and sometimes the ones you work the hardest at are the best ones.

oddman said...

manymuddypaws says: '...and sometimes the ones you work the hardest at are the best ones.'


Love him.


Jenilee said...


Debbie said...

I always enjoy your posts and this one is great food for thought. I think it's probably why even though I love agility I am drawn to a non-traditional breed of dog - for the 23 1/2 hours or so each day that we aren't training/running agility.

Loretta Mueller said...

An awesome post...just awesome!!!

Sophie said...

Lovely post & photo of you and Gyp!

Urban canines said...

This was a Wonderful and timely post. Thank you for another well written post.

Anonymous said...

Great post Sarah and so totally true, thanks for writing it.


Jill said...

I don't stop by that often, but like to come check in on Jane from time to time. Catching up today, I read this post, and all I can say is "Amen." Every dog I have had has come to me the dog they are, even at only three months old, and each one has been a new challenge, made me push at my edges, grow my heart, and I wholeheartedly agree that the best you can do for your dog is to know them, everything else comes from that understanding, that bond. How can you train them at all if you don't know them, don't love them first?

Marylin said...

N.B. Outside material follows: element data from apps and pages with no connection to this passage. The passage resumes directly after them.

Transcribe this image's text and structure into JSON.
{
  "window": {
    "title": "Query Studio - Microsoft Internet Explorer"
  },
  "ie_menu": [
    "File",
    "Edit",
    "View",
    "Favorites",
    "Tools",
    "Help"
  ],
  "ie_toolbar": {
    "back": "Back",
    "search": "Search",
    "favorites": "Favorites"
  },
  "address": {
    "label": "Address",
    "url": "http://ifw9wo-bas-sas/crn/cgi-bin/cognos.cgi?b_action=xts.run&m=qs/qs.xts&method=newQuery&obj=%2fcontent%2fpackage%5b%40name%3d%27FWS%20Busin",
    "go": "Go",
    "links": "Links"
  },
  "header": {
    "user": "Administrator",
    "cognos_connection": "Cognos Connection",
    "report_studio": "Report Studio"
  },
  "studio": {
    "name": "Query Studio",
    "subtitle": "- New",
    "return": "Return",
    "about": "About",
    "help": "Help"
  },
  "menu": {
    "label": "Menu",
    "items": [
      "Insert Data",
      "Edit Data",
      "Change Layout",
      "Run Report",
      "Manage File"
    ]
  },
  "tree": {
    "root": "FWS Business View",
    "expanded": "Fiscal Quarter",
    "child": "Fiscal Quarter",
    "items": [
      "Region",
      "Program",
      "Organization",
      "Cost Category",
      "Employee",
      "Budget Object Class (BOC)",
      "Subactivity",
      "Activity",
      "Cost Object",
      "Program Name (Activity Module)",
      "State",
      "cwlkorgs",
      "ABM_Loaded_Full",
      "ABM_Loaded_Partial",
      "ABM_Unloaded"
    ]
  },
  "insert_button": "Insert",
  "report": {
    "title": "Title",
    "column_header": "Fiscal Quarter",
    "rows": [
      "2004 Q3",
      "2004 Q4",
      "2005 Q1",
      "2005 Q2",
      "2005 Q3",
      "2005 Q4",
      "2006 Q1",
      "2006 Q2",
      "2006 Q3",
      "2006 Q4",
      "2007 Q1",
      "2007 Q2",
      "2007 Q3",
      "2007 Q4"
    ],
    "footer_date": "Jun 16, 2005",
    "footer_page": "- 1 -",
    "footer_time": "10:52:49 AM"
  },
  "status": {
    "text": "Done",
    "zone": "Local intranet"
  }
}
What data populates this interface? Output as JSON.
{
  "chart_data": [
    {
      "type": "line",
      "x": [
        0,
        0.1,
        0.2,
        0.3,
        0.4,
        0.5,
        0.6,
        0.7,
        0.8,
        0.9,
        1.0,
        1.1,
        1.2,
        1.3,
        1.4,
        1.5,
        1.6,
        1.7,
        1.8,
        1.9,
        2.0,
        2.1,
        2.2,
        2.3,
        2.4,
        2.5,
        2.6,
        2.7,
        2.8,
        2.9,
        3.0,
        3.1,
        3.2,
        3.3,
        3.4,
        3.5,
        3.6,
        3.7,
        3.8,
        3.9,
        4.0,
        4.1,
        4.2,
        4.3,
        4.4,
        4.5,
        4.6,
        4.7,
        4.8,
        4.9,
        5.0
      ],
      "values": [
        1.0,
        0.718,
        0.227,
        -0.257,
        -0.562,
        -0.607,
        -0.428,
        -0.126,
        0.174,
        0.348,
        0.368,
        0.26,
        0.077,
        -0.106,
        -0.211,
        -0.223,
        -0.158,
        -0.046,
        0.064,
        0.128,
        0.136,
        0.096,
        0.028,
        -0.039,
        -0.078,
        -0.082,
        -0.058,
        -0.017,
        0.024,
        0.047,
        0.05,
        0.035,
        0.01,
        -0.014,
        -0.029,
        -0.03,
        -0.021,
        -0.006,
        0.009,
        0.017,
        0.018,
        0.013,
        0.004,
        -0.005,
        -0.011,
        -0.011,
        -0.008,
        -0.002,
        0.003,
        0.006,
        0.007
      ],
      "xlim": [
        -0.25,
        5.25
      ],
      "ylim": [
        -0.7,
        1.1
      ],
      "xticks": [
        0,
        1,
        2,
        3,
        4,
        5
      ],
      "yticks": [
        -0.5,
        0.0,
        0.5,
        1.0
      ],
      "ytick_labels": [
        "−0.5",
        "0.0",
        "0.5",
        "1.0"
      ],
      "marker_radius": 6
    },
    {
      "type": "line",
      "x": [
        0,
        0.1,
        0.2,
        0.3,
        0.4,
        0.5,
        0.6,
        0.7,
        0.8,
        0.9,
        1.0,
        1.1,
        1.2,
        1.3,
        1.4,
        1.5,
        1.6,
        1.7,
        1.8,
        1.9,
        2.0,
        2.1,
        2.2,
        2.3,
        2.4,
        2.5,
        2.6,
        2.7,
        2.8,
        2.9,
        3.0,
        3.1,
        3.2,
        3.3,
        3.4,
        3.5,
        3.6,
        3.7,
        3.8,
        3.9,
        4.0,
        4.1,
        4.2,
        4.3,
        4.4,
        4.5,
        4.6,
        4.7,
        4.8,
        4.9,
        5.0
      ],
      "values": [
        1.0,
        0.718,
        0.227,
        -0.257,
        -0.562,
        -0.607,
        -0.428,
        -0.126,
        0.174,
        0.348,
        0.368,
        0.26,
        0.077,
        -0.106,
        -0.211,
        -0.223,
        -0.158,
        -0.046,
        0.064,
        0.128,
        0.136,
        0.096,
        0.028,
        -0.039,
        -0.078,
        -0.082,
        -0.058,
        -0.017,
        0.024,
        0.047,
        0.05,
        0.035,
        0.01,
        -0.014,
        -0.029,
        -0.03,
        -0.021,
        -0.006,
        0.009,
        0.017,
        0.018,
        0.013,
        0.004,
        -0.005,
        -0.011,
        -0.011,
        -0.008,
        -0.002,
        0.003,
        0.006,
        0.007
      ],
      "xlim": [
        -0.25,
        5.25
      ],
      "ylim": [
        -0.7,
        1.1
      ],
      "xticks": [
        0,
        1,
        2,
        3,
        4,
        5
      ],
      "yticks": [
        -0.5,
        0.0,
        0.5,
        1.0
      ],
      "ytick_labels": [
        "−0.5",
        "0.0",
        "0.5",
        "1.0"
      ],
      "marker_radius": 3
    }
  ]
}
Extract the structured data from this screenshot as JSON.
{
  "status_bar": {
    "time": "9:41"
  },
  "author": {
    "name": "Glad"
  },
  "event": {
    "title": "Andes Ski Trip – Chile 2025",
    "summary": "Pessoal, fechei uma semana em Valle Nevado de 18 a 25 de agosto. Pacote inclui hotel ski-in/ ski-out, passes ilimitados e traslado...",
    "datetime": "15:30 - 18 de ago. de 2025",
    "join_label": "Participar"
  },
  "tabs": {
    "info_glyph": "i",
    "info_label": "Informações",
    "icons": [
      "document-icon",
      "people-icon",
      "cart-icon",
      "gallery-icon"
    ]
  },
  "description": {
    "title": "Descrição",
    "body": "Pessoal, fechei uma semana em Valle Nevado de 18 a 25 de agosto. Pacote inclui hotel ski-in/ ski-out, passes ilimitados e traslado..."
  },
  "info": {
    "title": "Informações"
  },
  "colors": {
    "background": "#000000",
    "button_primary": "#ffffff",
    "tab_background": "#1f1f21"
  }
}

I too check in from time to time to read your blog and check up on you and your beautiful, diverse pack.
There is something so very special about the bond you can have with a dog. Only "dog people" understand this and feel it. It is almost to complex to put into words. I too have a special relationship with my dog. The understanding I have with my little guy (a Jack Russel who turned 14 in January!)is unique and our mutual bond feels as if he has been around all my life. Very enriching to be able to feel love in such a way. I love my humans but this is just different.